- Opening Delimiter -
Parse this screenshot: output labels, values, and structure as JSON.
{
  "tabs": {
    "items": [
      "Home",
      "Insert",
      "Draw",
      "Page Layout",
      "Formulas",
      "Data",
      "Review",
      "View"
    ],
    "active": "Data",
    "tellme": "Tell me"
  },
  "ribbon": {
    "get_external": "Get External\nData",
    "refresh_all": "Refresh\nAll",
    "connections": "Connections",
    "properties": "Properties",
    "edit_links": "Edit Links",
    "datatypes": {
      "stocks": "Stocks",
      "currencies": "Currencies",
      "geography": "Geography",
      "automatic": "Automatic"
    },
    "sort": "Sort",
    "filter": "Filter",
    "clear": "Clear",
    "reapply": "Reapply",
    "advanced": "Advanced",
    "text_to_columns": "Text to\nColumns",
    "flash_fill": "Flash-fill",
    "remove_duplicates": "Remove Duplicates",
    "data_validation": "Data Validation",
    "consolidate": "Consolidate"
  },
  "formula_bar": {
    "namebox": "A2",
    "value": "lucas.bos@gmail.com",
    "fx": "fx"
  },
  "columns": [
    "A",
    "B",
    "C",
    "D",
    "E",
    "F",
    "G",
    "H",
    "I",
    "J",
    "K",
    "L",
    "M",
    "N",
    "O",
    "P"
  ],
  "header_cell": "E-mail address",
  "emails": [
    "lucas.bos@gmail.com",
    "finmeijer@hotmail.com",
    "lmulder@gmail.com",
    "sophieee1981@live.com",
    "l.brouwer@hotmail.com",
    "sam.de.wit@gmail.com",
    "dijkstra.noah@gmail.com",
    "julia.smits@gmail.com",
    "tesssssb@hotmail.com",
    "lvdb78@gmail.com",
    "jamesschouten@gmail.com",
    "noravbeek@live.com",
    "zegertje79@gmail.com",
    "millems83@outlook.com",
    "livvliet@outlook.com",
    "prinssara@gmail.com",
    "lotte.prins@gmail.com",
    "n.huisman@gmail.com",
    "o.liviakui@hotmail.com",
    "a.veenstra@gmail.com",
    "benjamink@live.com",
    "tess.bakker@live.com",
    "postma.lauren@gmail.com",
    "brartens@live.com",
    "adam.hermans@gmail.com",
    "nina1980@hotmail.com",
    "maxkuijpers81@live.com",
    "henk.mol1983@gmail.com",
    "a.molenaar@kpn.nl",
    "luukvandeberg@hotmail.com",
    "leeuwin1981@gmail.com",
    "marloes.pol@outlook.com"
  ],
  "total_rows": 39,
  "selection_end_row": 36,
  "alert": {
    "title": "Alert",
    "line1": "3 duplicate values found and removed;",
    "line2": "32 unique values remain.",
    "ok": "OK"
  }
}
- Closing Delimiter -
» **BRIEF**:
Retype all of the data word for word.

» **ANSWER SPACE**:
Parse this screenshot: output labels, values, and structure as JSON.
{
  "tabs": {
    "items": [
      "Home",
      "Insert",
      "Draw",
      "Page Layout",
      "Formulas",
      "Data",
      "Review",
      "View"
    ],
    "active": "Data",
    "tellme": "Tell me"
  },
  "ribbon": {
    "get_external": "Get External\nData",
    "refresh_all": "Refresh\nAll",
    "connections": "Connections",
    "properties": "Properties",
    "edit_links": "Edit Links",
    "datatypes": {
      "stocks": "Stocks",
      "currencies": "Currencies",
      "geography": "Geography",
      "automatic": "Automatic"
    },
    "sort": "Sort",
    "filter": "Filter",
    "clear": "Clear",
    "reapply": "Reapply",
    "advanced": "Advanced",
    "text_to_columns": "Text to\nColumns",
    "flash_fill": "Flash-fill",
    "remove_duplicates": "Remove Duplicates",
    "data_validation": "Data Validation",
    "consolidate": "Consolidate"
  },
  "formula_bar": {
    "namebox": "A2",
    "value": "lucas.bos@gmail.com",
    "fx": "fx"
  },
  "columns": [
    "A",
    "B",
    "C",
    "D",
    "E",
    "F",
    "G",
    "H",
    "I",
    "J",
    "K",
    "L",
    "M",
    "N",
    "O",
    "P"
  ],
  "header_cell": "E-mail address",
  "emails": [
    "lucas.bos@gmail.com",
    "finmeijer@hotmail.com",
    "lmulder@gmail.com",
    "sophieee1981@live.com",
    "l.brouwer@hotmail.com",
    "sam.de.wit@gmail.com",
    "dijkstra.noah@gmail.com",
    "julia.smits@gmail.com",
    "tesssssb@hotmail.com",
    "lvdb78@gmail.com",
    "jamesschouten@gmail.com",
    "noravbeek@live.com",
    "zegertje79@gmail.com",
    "millems83@outlook.com",
    "livvliet@outlook.com",
    "prinssara@gmail.com",
    "lotte.prins@gmail.com",
    "n.huisman@gmail.com",
    "o.liviakui@hotmail.com",
    "a.veenstra@gmail.com",
    "benjamink@live.com",
    "tess.bakker@live.com",
    "postma.lauren@gmail.com",
    "brartens@live.com",
    "adam.hermans@gmail.com",
    "nina1980@hotmail.com",
    "maxkuijpers81@live.com",
    "henk.mol1983@gmail.com",
    "a.molenaar@kpn.nl",
    "luukvandeberg@hotmail.com",
    "leeuwin1981@gmail.com",
    "marloes.pol@outlook.com"
  ],
  "total_rows": 39,
  "selection_end_row": 36,
  "alert": {
    "title": "Alert",
    "line1": "3 duplicate values found and removed;",
    "line2": "32 unique values remain.",
    "ok": "OK"
  }
}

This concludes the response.